(Website and app data records)
*** Begin section ***

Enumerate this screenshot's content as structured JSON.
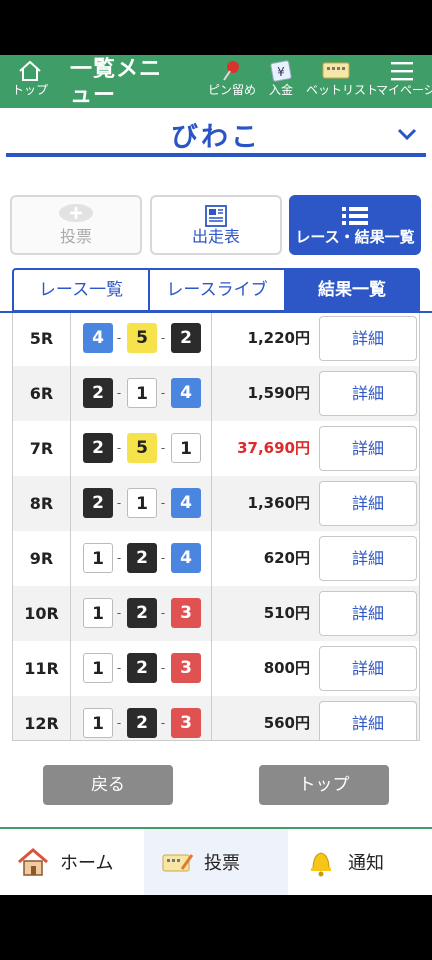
{
  "header": {
    "menu_title": "一覧メニュー",
    "nav": [
      {
        "label": "トップ",
        "icon": "home-icon"
      },
      {
        "label": "ピン留め",
        "icon": "pin-icon"
      },
      {
        "label": "入金",
        "icon": "yen-icon"
      },
      {
        "label": "ベットリスト",
        "icon": "ticket-icon"
      },
      {
        "label": "マイページ",
        "icon": "menu-icon"
      }
    ]
  },
  "venue": {
    "name": "びわこ"
  },
  "menu_buttons": [
    {
      "label": "投票",
      "state": "disabled"
    },
    {
      "label": "出走表",
      "state": "normal"
    },
    {
      "label": "レース・結果一覧",
      "state": "active"
    }
  ],
  "tabs": [
    "レース一覧",
    "レースライブ",
    "結果一覧"
  ],
  "active_tab": "結果一覧",
  "results": [
    {
      "race": "5R",
      "boats": [
        4,
        5,
        2
      ],
      "payout": "1,220円",
      "detail": "詳細"
    },
    {
      "race": "6R",
      "boats": [
        2,
        1,
        4
      ],
      "payout": "1,590円",
      "detail": "詳細"
    },
    {
      "race": "7R",
      "boats": [
        2,
        5,
        1
      ],
      "payout": "37,690円",
      "detail": "詳細",
      "highlight": true
    },
    {
      "race": "8R",
      "boats": [
        2,
        1,
        4
      ],
      "payout": "1,360円",
      "detail": "詳細"
    },
    {
      "race": "9R",
      "boats": [
        1,
        2,
        4
      ],
      "payout": "620円",
      "detail": "詳細"
    },
    {
      "race": "10R",
      "boats": [
        1,
        2,
        3
      ],
      "payout": "510円",
      "detail": "詳細"
    },
    {
      "race": "11R",
      "boats": [
        1,
        2,
        3
      ],
      "payout": "800円",
      "detail": "詳細"
    },
    {
      "race": "12R",
      "boats": [
        1,
        2,
        3
      ],
      "payout": "560円",
      "detail": "詳細"
    }
  ],
  "buttons": {
    "back": "戻る",
    "top": "トップ"
  },
  "bottom_nav": [
    {
      "label": "ホーム",
      "icon": "house-icon"
    },
    {
      "label": "投票",
      "icon": "ticket-icon",
      "active": true
    },
    {
      "label": "通知",
      "icon": "bell-icon"
    }
  ],
  "colors": {
    "header_green": "#3f9d68",
    "brand_blue": "#2d57c7",
    "highlight_red": "#e02a2a",
    "boat_1": "#ffffff",
    "boat_2": "#2b2b2b",
    "boat_3": "#e05252",
    "boat_4": "#4a86e0",
    "boat_5": "#f6e24a"
  }
}
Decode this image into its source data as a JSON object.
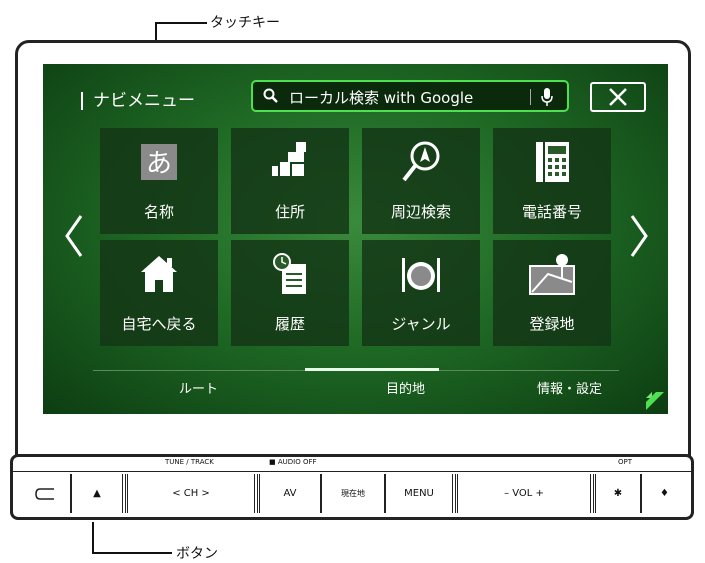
{
  "callouts": {
    "touch_key": "タッチキー",
    "buttons": "ボタン"
  },
  "screen": {
    "menu_title": "ナビメニュー",
    "search": {
      "label": "ローカル検索 with Google"
    },
    "tiles": [
      {
        "label": "名称",
        "icon": "a-hiragana-icon"
      },
      {
        "label": "住所",
        "icon": "map-blocks-icon"
      },
      {
        "label": "周辺検索",
        "icon": "compass-search-icon"
      },
      {
        "label": "電話番号",
        "icon": "phone-icon"
      },
      {
        "label": "自宅へ戻る",
        "icon": "home-icon"
      },
      {
        "label": "履歴",
        "icon": "history-icon"
      },
      {
        "label": "ジャンル",
        "icon": "restaurant-icon"
      },
      {
        "label": "登録地",
        "icon": "map-pin-icon"
      }
    ],
    "tabs": [
      "ルート",
      "目的地",
      "情報・設定"
    ]
  },
  "button_strip": {
    "labels": {
      "tune_track": "TUNE / TRACK",
      "audio_off": "■ AUDIO OFF",
      "opt": "OPT"
    },
    "keys": {
      "eject": "▲",
      "ch": "<  CH  >",
      "av": "AV",
      "current_location": "現在地",
      "menu": "MENU",
      "vol": "–  VOL  +",
      "star": "✱",
      "mic": "♦"
    }
  },
  "colors": {
    "accent": "#4fe04f",
    "screen_green": "#1f6a25"
  }
}
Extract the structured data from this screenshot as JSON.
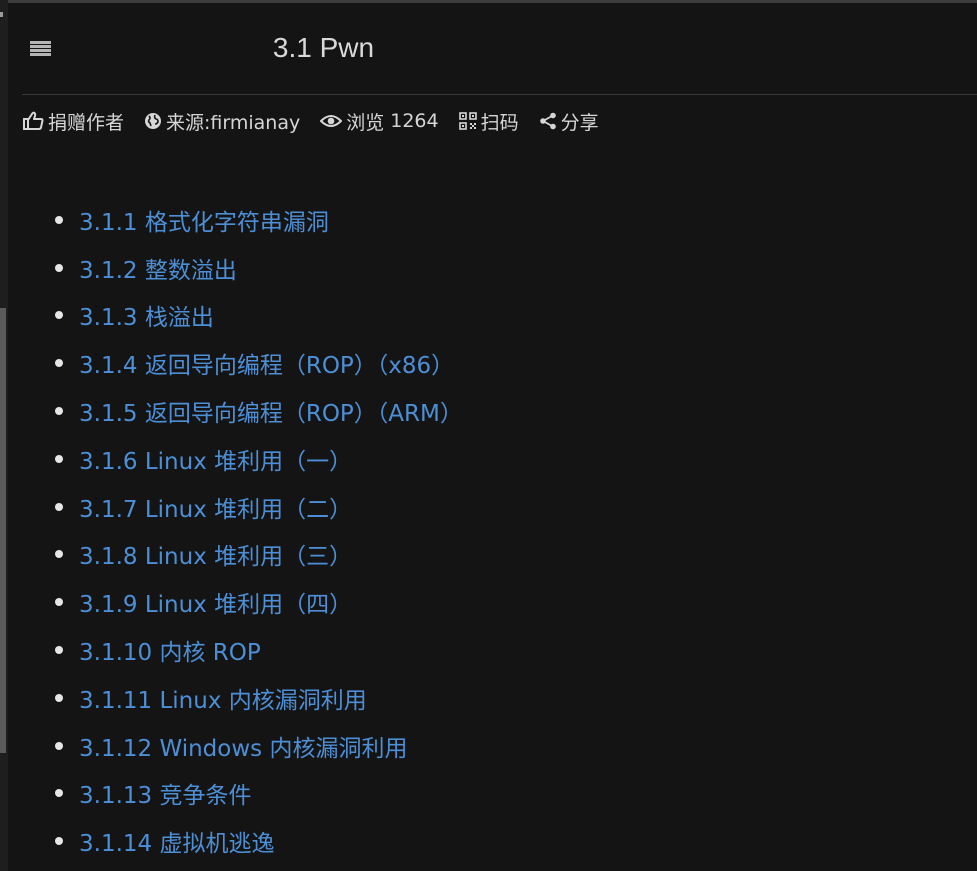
{
  "header": {
    "title": "3.1 Pwn"
  },
  "meta": {
    "donate": "捐赠作者",
    "source": "来源:firmianay",
    "views_label": "浏览",
    "views_count": "1264",
    "qrcode": "扫码",
    "share": "分享"
  },
  "toc": {
    "items": [
      {
        "label": "3.1.1 格式化字符串漏洞"
      },
      {
        "label": "3.1.2 整数溢出"
      },
      {
        "label": "3.1.3 栈溢出"
      },
      {
        "label": "3.1.4 返回导向编程（ROP）（x86）"
      },
      {
        "label": "3.1.5 返回导向编程（ROP）（ARM）"
      },
      {
        "label": "3.1.6 Linux 堆利用（一）"
      },
      {
        "label": "3.1.7 Linux 堆利用（二）"
      },
      {
        "label": "3.1.8 Linux 堆利用（三）"
      },
      {
        "label": "3.1.9 Linux 堆利用（四）"
      },
      {
        "label": "3.1.10 内核 ROP"
      },
      {
        "label": "3.1.11 Linux 内核漏洞利用"
      },
      {
        "label": "3.1.12 Windows 内核漏洞利用"
      },
      {
        "label": "3.1.13 竞争条件"
      },
      {
        "label": "3.1.14 虚拟机逃逸"
      }
    ]
  },
  "colors": {
    "background": "#141414",
    "link": "#4d8fd6",
    "text": "#d6d6d6"
  },
  "icons": {
    "menu": "hamburger-icon",
    "donate": "thumbs-up-icon",
    "source": "globe-icon",
    "views": "eye-icon",
    "qrcode": "qrcode-icon",
    "share": "share-icon"
  }
}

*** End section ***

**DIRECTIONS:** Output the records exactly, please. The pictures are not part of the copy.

**THE ANSWER:**
Enumerate this screenshot's content as structured JSON.
{
  "header": {
    "menu_title": "一覧メニュー",
    "nav": [
      {
        "label": "トップ",
        "icon": "home-icon"
      },
      {
        "label": "ピン留め",
        "icon": "pin-icon"
      },
      {
        "label": "入金",
        "icon": "yen-icon"
      },
      {
        "label": "ベットリスト",
        "icon": "ticket-icon"
      },
      {
        "label": "マイページ",
        "icon": "menu-icon"
      }
    ]
  },
  "venue": {
    "name": "びわこ"
  },
  "menu_buttons": [
    {
      "label": "投票",
      "state": "disabled"
    },
    {
      "label": "出走表",
      "state": "normal"
    },
    {
      "label": "レース・結果一覧",
      "state": "active"
    }
  ],
  "tabs": [
    "レース一覧",
    "レースライブ",
    "結果一覧"
  ],
  "active_tab": "結果一覧",
  "results": [
    {
      "race": "5R",
      "boats": [
        4,
        5,
        2
      ],
      "payout": "1,220円",
      "detail": "詳細"
    },
    {
      "race": "6R",
      "boats": [
        2,
        1,
        4
      ],
      "payout": "1,590円",
      "detail": "詳細"
    },
    {
      "race": "7R",
      "boats": [
        2,
        5,
        1
      ],
      "payout": "37,690円",
      "detail": "詳細",
      "highlight": true
    },
    {
      "race": "8R",
      "boats": [
        2,
        1,
        4
      ],
      "payout": "1,360円",
      "detail": "詳細"
    },
    {
      "race": "9R",
      "boats": [
        1,
        2,
        4
      ],
      "payout": "620円",
      "detail": "詳細"
    },
    {
      "race": "10R",
      "boats": [
        1,
        2,
        3
      ],
      "payout": "510円",
      "detail": "詳細"
    },
    {
      "race": "11R",
      "boats": [
        1,
        2,
        3
      ],
      "payout": "800円",
      "detail": "詳細"
    },
    {
      "race": "12R",
      "boats": [
        1,
        2,
        3
      ],
      "payout": "560円",
      "detail": "詳細"
    }
  ],
  "buttons": {
    "back": "戻る",
    "top": "トップ"
  },
  "bottom_nav": [
    {
      "label": "ホーム",
      "icon": "house-icon"
    },
    {
      "label": "投票",
      "icon": "ticket-icon",
      "active": true
    },
    {
      "label": "通知",
      "icon": "bell-icon"
    }
  ],
  "colors": {
    "header_green": "#3f9d68",
    "brand_blue": "#2d57c7",
    "highlight_red": "#e02a2a",
    "boat_1": "#ffffff",
    "boat_2": "#2b2b2b",
    "boat_3": "#e05252",
    "boat_4": "#4a86e0",
    "boat_5": "#f6e24a"
  }
}
Decode this image into its source data as a JSON object.
{
  "callouts": {
    "touch_key": "タッチキー",
    "buttons": "ボタン"
  },
  "screen": {
    "menu_title": "ナビメニュー",
    "search": {
      "label": "ローカル検索 with Google"
    },
    "tiles": [
      {
        "label": "名称",
        "icon": "a-hiragana-icon"
      },
      {
        "label": "住所",
        "icon": "map-blocks-icon"
      },
      {
        "label": "周辺検索",
        "icon": "compass-search-icon"
      },
      {
        "label": "電話番号",
        "icon": "phone-icon"
      },
      {
        "label": "自宅へ戻る",
        "icon": "home-icon"
      },
      {
        "label": "履歴",
        "icon": "history-icon"
      },
      {
        "label": "ジャンル",
        "icon": "restaurant-icon"
      },
      {
        "label": "登録地",
        "icon": "map-pin-icon"
      }
    ],
    "tabs": [
      "ルート",
      "目的地",
      "情報・設定"
    ]
  },
  "button_strip": {
    "labels": {
      "tune_track": "TUNE / TRACK",
      "audio_off": "■ AUDIO OFF",
      "opt": "OPT"
    },
    "keys": {
      "eject": "▲",
      "ch": "<  CH  >",
      "av": "AV",
      "current_location": "現在地",
      "menu": "MENU",
      "vol": "–  VOL  +",
      "star": "✱",
      "mic": "♦"
    }
  },
  "colors": {
    "accent": "#4fe04f",
    "screen_green": "#1f6a25"
  }
}
Extract the structured data from this screenshot as JSON.
{
  "header": {
    "title": "3.1 Pwn"
  },
  "meta": {
    "donate": "捐赠作者",
    "source": "来源:firmianay",
    "views_label": "浏览",
    "views_count": "1264",
    "qrcode": "扫码",
    "share": "分享"
  },
  "toc": {
    "items": [
      {
        "label": "3.1.1 格式化字符串漏洞"
      },
      {
        "label": "3.1.2 整数溢出"
      },
      {
        "label": "3.1.3 栈溢出"
      },
      {
        "label": "3.1.4 返回导向编程（ROP）（x86）"
      },
      {
        "label": "3.1.5 返回导向编程（ROP）（ARM）"
      },
      {
        "label": "3.1.6 Linux 堆利用（一）"
      },
      {
        "label": "3.1.7 Linux 堆利用（二）"
      },
      {
        "label": "3.1.8 Linux 堆利用（三）"
      },
      {
        "label": "3.1.9 Linux 堆利用（四）"
      },
      {
        "label": "3.1.10 内核 ROP"
      },
      {
        "label": "3.1.11 Linux 内核漏洞利用"
      },
      {
        "label": "3.1.12 Windows 内核漏洞利用"
      },
      {
        "label": "3.1.13 竞争条件"
      },
      {
        "label": "3.1.14 虚拟机逃逸"
      }
    ]
  },
  "colors": {
    "background": "#141414",
    "link": "#4d8fd6",
    "text": "#d6d6d6"
  },
  "icons": {
    "menu": "hamburger-icon",
    "donate": "thumbs-up-icon",
    "source": "globe-icon",
    "views": "eye-icon",
    "qrcode": "qrcode-icon",
    "share": "share-icon"
  }
}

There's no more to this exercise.